*** Opening Supplied entries ***
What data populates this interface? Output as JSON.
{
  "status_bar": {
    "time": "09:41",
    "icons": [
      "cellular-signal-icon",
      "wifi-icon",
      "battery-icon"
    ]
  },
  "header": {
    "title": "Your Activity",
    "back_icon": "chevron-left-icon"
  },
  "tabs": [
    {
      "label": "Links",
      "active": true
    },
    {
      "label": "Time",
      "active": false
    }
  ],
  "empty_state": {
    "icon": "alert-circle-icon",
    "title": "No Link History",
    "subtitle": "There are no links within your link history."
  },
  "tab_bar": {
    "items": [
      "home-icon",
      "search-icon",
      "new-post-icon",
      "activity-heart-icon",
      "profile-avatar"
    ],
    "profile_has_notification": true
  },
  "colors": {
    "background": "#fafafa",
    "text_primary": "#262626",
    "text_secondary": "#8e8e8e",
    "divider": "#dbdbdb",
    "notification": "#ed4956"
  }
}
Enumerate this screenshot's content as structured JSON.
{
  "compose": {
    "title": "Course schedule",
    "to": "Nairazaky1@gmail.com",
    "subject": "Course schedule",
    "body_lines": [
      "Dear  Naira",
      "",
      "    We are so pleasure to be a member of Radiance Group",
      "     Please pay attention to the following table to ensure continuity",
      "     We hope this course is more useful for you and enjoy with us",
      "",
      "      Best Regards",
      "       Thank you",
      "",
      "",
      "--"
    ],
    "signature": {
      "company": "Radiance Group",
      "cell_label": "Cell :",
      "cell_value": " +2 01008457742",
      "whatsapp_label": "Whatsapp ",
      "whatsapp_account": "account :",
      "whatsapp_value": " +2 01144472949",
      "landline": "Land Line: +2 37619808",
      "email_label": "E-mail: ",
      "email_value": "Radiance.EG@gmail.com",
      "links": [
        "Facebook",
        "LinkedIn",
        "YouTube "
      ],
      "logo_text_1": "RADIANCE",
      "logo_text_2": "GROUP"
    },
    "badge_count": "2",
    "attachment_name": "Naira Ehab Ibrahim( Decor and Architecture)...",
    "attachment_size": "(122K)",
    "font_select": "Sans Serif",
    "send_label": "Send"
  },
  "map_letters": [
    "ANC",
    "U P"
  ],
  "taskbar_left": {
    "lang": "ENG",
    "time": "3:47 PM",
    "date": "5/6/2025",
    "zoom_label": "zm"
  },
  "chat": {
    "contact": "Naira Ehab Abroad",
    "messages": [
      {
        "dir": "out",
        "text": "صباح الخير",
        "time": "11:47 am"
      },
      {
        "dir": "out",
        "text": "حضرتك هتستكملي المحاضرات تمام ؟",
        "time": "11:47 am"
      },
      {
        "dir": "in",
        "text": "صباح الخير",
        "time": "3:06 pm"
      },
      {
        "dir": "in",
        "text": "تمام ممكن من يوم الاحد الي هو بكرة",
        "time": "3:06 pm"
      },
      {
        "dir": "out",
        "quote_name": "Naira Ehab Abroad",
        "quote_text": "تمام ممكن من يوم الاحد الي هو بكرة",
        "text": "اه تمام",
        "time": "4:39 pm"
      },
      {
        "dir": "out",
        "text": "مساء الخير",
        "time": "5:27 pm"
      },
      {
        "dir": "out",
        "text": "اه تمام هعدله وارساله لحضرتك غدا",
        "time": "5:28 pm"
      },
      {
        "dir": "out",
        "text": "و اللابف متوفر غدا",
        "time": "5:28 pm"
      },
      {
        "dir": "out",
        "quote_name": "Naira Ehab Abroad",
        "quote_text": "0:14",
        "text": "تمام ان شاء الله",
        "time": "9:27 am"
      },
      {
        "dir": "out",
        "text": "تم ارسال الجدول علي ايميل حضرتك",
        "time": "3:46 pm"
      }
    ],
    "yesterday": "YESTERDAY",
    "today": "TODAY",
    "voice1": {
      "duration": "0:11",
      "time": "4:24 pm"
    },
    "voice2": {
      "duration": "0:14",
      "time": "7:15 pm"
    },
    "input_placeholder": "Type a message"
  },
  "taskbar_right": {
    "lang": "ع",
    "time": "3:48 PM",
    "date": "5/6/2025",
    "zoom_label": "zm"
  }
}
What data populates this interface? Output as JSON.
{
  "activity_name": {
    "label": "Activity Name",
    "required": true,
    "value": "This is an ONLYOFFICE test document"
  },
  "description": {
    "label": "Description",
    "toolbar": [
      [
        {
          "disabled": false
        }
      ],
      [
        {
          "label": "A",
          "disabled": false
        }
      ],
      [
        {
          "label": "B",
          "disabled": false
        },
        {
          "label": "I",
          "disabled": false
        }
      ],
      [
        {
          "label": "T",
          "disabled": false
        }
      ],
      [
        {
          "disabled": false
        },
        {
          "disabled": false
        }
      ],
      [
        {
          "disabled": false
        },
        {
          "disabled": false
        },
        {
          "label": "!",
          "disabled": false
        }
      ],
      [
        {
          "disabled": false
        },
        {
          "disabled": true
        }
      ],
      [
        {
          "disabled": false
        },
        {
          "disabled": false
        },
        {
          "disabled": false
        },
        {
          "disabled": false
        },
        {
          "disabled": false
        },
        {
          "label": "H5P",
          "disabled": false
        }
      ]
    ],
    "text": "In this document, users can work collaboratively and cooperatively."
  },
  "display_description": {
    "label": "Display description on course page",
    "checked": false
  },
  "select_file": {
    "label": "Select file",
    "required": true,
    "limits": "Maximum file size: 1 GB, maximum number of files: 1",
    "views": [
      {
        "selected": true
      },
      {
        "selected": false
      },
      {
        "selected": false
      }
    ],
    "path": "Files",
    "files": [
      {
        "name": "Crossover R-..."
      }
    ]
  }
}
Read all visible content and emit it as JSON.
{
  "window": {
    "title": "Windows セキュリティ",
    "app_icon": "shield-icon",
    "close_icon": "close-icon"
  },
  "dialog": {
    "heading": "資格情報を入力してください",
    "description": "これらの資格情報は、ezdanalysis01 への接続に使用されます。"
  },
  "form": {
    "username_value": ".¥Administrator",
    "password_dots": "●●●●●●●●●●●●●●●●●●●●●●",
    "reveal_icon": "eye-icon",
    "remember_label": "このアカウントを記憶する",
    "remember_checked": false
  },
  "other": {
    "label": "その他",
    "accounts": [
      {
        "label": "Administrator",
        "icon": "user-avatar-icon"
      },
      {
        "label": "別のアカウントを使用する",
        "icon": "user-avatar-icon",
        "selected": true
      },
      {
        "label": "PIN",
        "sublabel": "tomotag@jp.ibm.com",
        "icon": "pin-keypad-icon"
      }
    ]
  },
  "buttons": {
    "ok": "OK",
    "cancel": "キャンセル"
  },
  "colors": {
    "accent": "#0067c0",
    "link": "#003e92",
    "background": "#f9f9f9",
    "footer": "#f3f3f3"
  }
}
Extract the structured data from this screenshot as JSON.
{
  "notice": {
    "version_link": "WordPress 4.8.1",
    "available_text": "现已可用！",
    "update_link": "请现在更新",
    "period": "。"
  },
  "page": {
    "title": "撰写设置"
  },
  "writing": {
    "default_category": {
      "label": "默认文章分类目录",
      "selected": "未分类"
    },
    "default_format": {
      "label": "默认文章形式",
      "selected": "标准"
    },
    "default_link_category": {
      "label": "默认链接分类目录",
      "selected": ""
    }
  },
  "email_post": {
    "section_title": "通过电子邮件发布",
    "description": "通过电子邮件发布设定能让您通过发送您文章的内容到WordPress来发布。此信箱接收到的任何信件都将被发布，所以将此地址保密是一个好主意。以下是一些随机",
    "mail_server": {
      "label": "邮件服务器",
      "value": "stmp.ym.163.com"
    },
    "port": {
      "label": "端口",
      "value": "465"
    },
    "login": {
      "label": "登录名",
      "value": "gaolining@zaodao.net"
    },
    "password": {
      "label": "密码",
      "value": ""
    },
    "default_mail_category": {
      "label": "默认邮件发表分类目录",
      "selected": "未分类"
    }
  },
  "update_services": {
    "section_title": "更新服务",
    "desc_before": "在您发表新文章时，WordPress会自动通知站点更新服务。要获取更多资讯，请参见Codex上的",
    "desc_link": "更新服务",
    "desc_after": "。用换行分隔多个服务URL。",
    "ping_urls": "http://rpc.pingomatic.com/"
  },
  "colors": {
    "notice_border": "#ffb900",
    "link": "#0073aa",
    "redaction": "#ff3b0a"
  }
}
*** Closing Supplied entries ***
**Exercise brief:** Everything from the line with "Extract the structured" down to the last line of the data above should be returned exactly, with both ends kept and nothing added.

**Finished task:**
Extract the structured data from this screenshot as JSON.
{
  "notice": {
    "version_link": "WordPress 4.8.1",
    "available_text": "现已可用！",
    "update_link": "请现在更新",
    "period": "。"
  },
  "page": {
    "title": "撰写设置"
  },
  "writing": {
    "default_category": {
      "label": "默认文章分类目录",
      "selected": "未分类"
    },
    "default_format": {
      "label": "默认文章形式",
      "selected": "标准"
    },
    "default_link_category": {
      "label": "默认链接分类目录",
      "selected": ""
    }
  },
  "email_post": {
    "section_title": "通过电子邮件发布",
    "description": "通过电子邮件发布设定能让您通过发送您文章的内容到WordPress来发布。此信箱接收到的任何信件都将被发布，所以将此地址保密是一个好主意。以下是一些随机",
    "mail_server": {
      "label": "邮件服务器",
      "value": "stmp.ym.163.com"
    },
    "port": {
      "label": "端口",
      "value": "465"
    },
    "login": {
      "label": "登录名",
      "value": "gaolining@zaodao.net"
    },
    "password": {
      "label": "密码",
      "value": ""
    },
    "default_mail_category": {
      "label": "默认邮件发表分类目录",
      "selected": "未分类"
    }
  },
  "update_services": {
    "section_title": "更新服务",
    "desc_before": "在您发表新文章时，WordPress会自动通知站点更新服务。要获取更多资讯，请参见Codex上的",
    "desc_link": "更新服务",
    "desc_after": "。用换行分隔多个服务URL。",
    "ping_urls": "http://rpc.pingomatic.com/"
  },
  "colors": {
    "notice_border": "#ffb900",
    "link": "#0073aa",
    "redaction": "#ff3b0a"
  }
}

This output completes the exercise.